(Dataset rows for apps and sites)
==========

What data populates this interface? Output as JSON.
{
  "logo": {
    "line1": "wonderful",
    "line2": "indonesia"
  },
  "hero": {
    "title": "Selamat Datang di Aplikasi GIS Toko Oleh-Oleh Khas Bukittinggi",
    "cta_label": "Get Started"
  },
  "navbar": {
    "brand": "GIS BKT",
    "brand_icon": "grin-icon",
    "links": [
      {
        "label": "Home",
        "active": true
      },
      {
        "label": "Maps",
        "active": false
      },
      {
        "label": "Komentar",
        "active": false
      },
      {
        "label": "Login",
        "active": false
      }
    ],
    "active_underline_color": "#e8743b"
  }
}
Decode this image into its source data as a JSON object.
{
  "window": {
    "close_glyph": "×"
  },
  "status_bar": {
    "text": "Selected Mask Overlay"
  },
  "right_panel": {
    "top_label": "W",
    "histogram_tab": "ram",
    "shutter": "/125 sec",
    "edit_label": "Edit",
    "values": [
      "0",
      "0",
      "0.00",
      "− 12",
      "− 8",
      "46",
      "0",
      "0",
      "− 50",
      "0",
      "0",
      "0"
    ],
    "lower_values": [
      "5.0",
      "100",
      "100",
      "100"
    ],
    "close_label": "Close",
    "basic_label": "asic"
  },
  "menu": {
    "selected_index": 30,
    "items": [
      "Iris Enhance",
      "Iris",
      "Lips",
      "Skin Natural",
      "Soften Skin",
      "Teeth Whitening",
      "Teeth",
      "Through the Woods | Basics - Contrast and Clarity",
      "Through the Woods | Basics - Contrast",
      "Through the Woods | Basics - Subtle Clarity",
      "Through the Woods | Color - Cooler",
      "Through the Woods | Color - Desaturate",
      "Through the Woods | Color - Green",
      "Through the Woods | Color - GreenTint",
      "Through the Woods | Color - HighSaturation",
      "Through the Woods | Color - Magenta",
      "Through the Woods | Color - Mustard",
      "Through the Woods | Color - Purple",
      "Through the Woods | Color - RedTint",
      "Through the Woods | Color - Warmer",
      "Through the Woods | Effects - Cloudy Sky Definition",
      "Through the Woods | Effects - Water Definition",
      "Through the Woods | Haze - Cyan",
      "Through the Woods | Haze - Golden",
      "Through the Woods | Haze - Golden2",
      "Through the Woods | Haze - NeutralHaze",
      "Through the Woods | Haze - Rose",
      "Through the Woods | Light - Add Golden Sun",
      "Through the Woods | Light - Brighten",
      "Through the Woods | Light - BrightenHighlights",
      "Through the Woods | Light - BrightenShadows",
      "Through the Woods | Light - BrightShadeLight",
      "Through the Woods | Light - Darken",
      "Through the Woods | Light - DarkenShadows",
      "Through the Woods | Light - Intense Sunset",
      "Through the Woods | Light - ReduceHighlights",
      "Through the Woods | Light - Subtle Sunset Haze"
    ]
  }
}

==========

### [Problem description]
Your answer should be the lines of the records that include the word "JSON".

### [Your response]
What data populates this interface? Output as JSON.
Decode this image into its source data as a JSON object.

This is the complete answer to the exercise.